Skip Lawrence is an articulate teacher who brings warmth and humor to his classes. He is a chief contributor and editor for the exciting instructional magazine, The Palette, has written articles for many publications, and is the author of books and painting videos.
Skip believes “the search is more important than the find.” He uses enriched color to convey the emotional content of his work. In class, the emphasis is on the creative process.
By sharing personal experience and professional insight, Skip helps students relax about the challenges they face in their paintings.
I am more convinced than ever that what keeps us from making our best art, having the most fun, being the most proud of our work, is that we are trying to make a good painting while what we should be doing is just make a painting. Making a painting without traditional judgments, rules, and the need for acceptance. History shows us that the great artists are never the followers and always the leaders, those that don’t give a damn about joining the clubs of conformist.
For years I have instructed in a traditional workshop format. For many of my workshop this is appropriate and the best way of sharing ideas and techniques and hopefully moving people along to a better place with their art. Most of you are well beyond this group instruction. So this summer I will conduct the workshop as a masters class. This means we will have a lot more one on one conversations about your ideas and the techniques you are going to use to express them. Ideas define the goal while techniques deliver the goods. Less about ‘show and tell” and more about questions and answers.

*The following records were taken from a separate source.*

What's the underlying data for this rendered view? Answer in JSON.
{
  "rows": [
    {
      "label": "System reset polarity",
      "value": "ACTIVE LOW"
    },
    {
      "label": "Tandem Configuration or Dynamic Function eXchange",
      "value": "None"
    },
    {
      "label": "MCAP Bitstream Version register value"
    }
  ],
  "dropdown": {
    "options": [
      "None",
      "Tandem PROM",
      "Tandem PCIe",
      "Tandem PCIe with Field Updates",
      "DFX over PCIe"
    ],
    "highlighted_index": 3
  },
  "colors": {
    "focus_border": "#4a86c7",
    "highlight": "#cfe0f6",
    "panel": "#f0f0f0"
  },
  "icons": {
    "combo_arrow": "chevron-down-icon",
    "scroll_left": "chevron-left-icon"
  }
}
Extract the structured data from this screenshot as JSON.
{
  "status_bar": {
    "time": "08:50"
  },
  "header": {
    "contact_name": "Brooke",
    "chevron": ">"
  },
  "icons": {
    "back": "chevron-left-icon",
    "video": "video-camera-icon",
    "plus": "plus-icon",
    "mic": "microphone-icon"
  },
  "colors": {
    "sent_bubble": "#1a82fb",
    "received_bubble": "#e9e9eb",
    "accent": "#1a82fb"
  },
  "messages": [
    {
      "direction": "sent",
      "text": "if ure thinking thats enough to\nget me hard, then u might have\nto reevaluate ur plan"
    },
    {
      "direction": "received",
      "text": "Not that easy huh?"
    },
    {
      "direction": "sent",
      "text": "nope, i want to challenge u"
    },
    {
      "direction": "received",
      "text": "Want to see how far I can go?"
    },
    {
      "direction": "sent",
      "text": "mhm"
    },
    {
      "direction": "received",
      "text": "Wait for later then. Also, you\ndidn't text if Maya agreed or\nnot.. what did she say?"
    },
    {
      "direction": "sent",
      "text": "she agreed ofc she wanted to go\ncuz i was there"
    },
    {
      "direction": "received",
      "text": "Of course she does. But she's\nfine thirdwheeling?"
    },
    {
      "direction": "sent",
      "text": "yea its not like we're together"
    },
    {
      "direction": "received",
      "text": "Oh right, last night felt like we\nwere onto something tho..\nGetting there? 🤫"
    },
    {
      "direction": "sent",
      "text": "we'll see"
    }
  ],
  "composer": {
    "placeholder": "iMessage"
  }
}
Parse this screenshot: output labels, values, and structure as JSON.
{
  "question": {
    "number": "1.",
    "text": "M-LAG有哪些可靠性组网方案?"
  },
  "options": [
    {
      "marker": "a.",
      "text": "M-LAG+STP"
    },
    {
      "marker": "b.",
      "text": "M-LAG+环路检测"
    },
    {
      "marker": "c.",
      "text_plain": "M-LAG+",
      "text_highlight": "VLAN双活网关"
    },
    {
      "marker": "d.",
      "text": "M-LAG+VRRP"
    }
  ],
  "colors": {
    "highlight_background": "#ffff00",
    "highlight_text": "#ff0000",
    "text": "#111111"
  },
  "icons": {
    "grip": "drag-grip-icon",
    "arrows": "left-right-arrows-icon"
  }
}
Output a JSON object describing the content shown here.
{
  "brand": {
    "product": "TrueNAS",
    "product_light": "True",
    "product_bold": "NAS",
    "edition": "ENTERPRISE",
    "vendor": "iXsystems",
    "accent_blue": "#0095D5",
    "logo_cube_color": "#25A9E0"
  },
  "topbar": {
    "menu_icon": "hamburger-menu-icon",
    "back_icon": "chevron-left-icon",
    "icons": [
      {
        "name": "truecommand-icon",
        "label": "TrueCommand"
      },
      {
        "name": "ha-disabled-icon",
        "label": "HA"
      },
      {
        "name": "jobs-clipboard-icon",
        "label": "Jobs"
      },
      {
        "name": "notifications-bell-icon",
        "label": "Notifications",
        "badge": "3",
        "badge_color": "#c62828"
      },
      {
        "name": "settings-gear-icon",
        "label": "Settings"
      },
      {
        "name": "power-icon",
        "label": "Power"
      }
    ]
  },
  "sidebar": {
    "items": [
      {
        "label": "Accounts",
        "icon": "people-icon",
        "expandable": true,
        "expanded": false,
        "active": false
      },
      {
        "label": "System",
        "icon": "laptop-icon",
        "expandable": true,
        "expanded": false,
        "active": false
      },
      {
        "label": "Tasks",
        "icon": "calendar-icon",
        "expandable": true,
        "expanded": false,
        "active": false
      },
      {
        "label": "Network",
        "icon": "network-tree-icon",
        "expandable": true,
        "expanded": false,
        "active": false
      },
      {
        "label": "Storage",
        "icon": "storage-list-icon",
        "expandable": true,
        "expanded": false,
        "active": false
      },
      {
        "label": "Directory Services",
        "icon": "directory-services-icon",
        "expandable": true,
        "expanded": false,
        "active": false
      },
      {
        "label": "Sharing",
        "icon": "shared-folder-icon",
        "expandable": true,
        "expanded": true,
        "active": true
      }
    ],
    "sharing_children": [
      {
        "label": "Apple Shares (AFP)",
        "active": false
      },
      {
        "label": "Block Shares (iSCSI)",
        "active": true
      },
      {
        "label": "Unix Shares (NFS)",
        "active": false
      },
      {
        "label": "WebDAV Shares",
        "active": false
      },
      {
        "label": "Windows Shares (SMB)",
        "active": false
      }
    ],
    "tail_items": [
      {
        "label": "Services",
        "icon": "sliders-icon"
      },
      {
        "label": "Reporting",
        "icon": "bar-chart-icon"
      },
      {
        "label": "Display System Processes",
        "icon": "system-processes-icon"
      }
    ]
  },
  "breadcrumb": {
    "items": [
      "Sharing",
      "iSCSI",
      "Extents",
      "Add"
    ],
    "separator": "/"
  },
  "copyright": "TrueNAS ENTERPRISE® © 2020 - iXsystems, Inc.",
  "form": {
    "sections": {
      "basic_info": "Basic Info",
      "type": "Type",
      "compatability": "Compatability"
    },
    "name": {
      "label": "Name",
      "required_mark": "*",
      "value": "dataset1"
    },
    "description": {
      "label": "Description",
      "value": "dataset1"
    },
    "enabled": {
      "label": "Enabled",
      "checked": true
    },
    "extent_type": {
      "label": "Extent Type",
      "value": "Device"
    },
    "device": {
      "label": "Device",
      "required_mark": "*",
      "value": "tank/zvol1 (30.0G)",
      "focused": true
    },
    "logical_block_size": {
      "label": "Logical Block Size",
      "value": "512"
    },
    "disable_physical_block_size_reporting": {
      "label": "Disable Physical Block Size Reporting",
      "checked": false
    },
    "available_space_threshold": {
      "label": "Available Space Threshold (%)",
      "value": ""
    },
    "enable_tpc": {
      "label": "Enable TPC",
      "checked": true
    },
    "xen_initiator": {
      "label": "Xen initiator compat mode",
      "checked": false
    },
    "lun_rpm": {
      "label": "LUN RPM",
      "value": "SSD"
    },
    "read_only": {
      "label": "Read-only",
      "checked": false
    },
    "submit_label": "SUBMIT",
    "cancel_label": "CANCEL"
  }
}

In preparing for this workshop I ask you to spend some time organizing your thoughts and agenda:
Ask yourself honestly,
For whom am I painting (who is my audience)?
Why do I paint?
How can I make my work express my ideas? What is uniquely mine and how can I further develop that?
What brings me the greatest pleasure in painting?
There are no wrong answers to these questions as long as the answers are honest.
While your evolving ideas may require new materials let’s not make this a technique and materials class. Ideas, experimentation, exploration, and a willingness to fail will make the summers work exciting, rewarding, evocative, and, most of all, yours.
I am excited about this time together and to seeing the results of “What If” painting.
Recently I am making mono prints as a way of exploring new surfaces. I use many of my discoveries in my traditional paintings. I think you might also find this process stimulating new awareness’s in your work.